What the exercise asks »
Each record must be returned exactly, apart from the pictures, which stay out.

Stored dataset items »
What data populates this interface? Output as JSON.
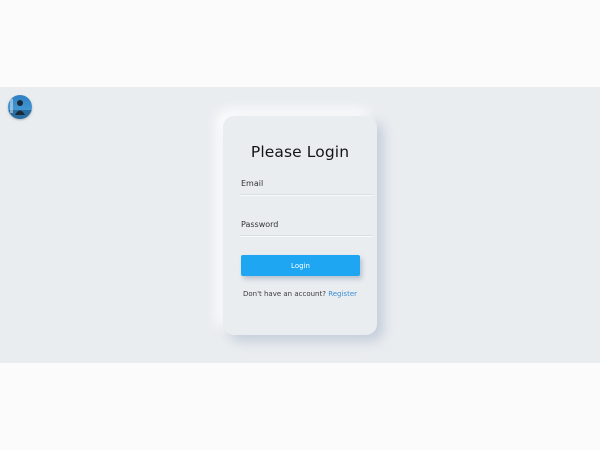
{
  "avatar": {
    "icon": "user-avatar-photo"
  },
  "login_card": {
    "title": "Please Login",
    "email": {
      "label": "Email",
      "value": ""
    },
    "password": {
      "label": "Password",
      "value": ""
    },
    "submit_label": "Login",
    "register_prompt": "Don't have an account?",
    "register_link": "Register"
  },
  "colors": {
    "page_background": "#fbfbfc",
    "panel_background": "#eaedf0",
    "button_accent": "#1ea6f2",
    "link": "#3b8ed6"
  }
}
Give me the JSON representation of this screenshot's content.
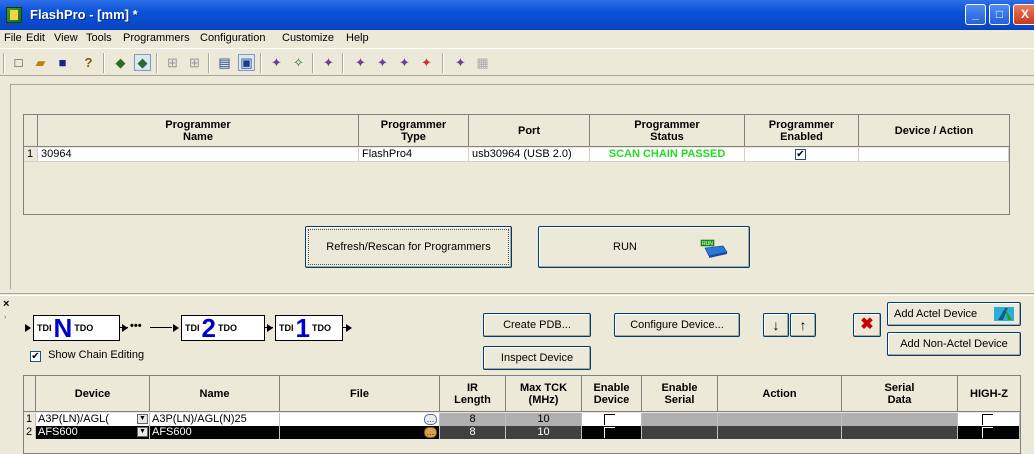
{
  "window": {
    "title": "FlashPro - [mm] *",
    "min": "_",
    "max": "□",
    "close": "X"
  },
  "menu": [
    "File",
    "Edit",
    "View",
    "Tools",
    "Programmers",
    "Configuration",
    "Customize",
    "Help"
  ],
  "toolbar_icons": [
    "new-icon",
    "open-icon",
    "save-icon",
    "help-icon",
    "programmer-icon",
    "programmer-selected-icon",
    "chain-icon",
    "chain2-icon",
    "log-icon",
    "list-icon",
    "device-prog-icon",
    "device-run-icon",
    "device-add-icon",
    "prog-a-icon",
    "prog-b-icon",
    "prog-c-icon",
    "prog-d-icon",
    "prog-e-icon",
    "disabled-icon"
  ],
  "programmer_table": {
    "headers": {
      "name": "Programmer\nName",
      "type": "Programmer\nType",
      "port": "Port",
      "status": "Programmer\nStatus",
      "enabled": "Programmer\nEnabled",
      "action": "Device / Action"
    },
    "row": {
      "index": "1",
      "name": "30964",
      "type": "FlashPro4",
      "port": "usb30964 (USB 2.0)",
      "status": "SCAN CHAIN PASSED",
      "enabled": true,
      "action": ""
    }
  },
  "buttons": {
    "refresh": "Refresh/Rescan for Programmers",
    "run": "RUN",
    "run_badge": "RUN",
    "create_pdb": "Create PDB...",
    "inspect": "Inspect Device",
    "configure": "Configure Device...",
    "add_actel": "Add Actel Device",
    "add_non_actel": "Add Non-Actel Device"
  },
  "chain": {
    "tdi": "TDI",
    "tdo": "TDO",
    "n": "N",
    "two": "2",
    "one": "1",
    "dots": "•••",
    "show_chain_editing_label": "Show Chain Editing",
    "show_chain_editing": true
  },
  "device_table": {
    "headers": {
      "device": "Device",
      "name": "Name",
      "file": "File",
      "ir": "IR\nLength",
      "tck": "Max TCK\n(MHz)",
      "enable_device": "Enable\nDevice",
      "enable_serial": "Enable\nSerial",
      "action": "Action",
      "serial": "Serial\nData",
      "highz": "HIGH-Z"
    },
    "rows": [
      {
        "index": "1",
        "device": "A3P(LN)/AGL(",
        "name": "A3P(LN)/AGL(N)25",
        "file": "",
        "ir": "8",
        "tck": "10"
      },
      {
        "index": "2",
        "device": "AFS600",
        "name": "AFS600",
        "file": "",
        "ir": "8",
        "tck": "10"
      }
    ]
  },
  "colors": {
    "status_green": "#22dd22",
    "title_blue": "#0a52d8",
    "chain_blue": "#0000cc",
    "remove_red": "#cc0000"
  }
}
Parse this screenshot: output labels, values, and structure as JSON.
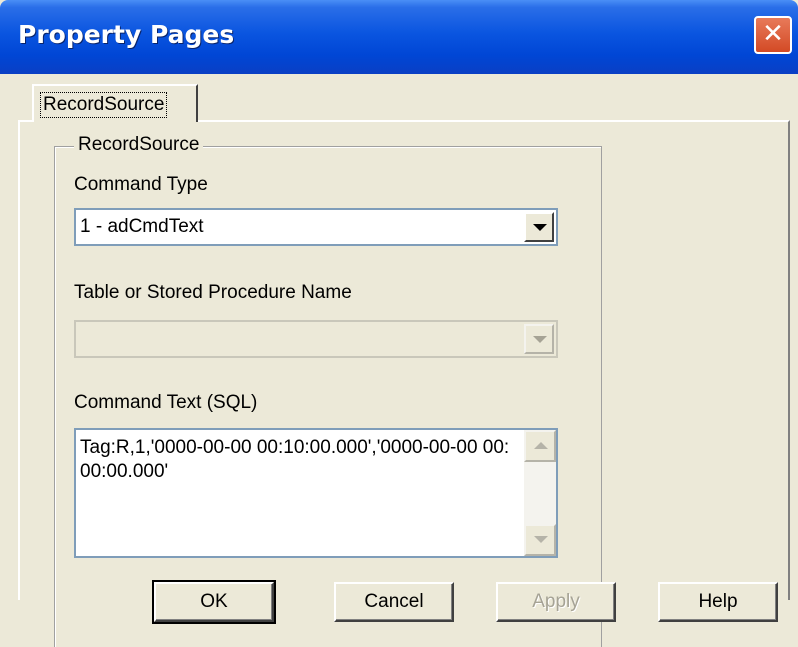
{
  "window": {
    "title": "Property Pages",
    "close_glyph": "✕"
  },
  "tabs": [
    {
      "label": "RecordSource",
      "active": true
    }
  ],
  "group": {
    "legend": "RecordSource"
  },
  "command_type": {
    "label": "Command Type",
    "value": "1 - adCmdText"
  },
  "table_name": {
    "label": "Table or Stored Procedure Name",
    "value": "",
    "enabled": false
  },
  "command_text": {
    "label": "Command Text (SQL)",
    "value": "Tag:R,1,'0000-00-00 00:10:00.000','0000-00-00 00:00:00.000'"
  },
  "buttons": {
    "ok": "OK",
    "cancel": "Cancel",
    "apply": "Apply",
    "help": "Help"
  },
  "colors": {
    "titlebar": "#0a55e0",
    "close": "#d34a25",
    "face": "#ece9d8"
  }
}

Result of this exercise »
What data populates this interface? Output as JSON.
{
  "avatar": {
    "icon": "user-avatar-photo"
  },
  "login_card": {
    "title": "Please Login",
    "email": {
      "label": "Email",
      "value": ""
    },
    "password": {
      "label": "Password",
      "value": ""
    },
    "submit_label": "Login",
    "register_prompt": "Don't have an account?",
    "register_link": "Register"
  },
  "colors": {
    "page_background": "#fbfbfc",
    "panel_background": "#eaedf0",
    "button_accent": "#1ea6f2",
    "link": "#3b8ed6"
  }
}
Give me the JSON representation of this screenshot's content.
{
  "window": {
    "title": "FlashPro - [mm] *",
    "min": "_",
    "max": "□",
    "close": "X"
  },
  "menu": [
    "File",
    "Edit",
    "View",
    "Tools",
    "Programmers",
    "Configuration",
    "Customize",
    "Help"
  ],
  "toolbar_icons": [
    "new-icon",
    "open-icon",
    "save-icon",
    "help-icon",
    "programmer-icon",
    "programmer-selected-icon",
    "chain-icon",
    "chain2-icon",
    "log-icon",
    "list-icon",
    "device-prog-icon",
    "device-run-icon",
    "device-add-icon",
    "prog-a-icon",
    "prog-b-icon",
    "prog-c-icon",
    "prog-d-icon",
    "prog-e-icon",
    "disabled-icon"
  ],
  "programmer_table": {
    "headers": {
      "name": "Programmer\nName",
      "type": "Programmer\nType",
      "port": "Port",
      "status": "Programmer\nStatus",
      "enabled": "Programmer\nEnabled",
      "action": "Device / Action"
    },
    "row": {
      "index": "1",
      "name": "30964",
      "type": "FlashPro4",
      "port": "usb30964 (USB 2.0)",
      "status": "SCAN CHAIN PASSED",
      "enabled": true,
      "action": ""
    }
  },
  "buttons": {
    "refresh": "Refresh/Rescan for Programmers",
    "run": "RUN",
    "run_badge": "RUN",
    "create_pdb": "Create PDB...",
    "inspect": "Inspect Device",
    "configure": "Configure Device...",
    "add_actel": "Add Actel Device",
    "add_non_actel": "Add Non-Actel Device"
  },
  "chain": {
    "tdi": "TDI",
    "tdo": "TDO",
    "n": "N",
    "two": "2",
    "one": "1",
    "dots": "•••",
    "show_chain_editing_label": "Show Chain Editing",
    "show_chain_editing": true
  },
  "device_table": {
    "headers": {
      "device": "Device",
      "name": "Name",
      "file": "File",
      "ir": "IR\nLength",
      "tck": "Max TCK\n(MHz)",
      "enable_device": "Enable\nDevice",
      "enable_serial": "Enable\nSerial",
      "action": "Action",
      "serial": "Serial\nData",
      "highz": "HIGH-Z"
    },
    "rows": [
      {
        "index": "1",
        "device": "A3P(LN)/AGL(",
        "name": "A3P(LN)/AGL(N)25",
        "file": "",
        "ir": "8",
        "tck": "10"
      },
      {
        "index": "2",
        "device": "AFS600",
        "name": "AFS600",
        "file": "",
        "ir": "8",
        "tck": "10"
      }
    ]
  },
  "colors": {
    "status_green": "#22dd22",
    "title_blue": "#0a52d8",
    "chain_blue": "#0000cc",
    "remove_red": "#cc0000"
  }
}
Parse this screenshot: output labels, values, and structure as JSON.
{
  "window": {
    "title": "Property Pages",
    "close_glyph": "✕"
  },
  "tabs": [
    {
      "label": "RecordSource",
      "active": true
    }
  ],
  "group": {
    "legend": "RecordSource"
  },
  "command_type": {
    "label": "Command Type",
    "value": "1 - adCmdText"
  },
  "table_name": {
    "label": "Table or Stored Procedure Name",
    "value": "",
    "enabled": false
  },
  "command_text": {
    "label": "Command Text (SQL)",
    "value": "Tag:R,1,'0000-00-00 00:10:00.000','0000-00-00 00:00:00.000'"
  },
  "buttons": {
    "ok": "OK",
    "cancel": "Cancel",
    "apply": "Apply",
    "help": "Help"
  },
  "colors": {
    "titlebar": "#0a55e0",
    "close": "#d34a25",
    "face": "#ece9d8"
  }
}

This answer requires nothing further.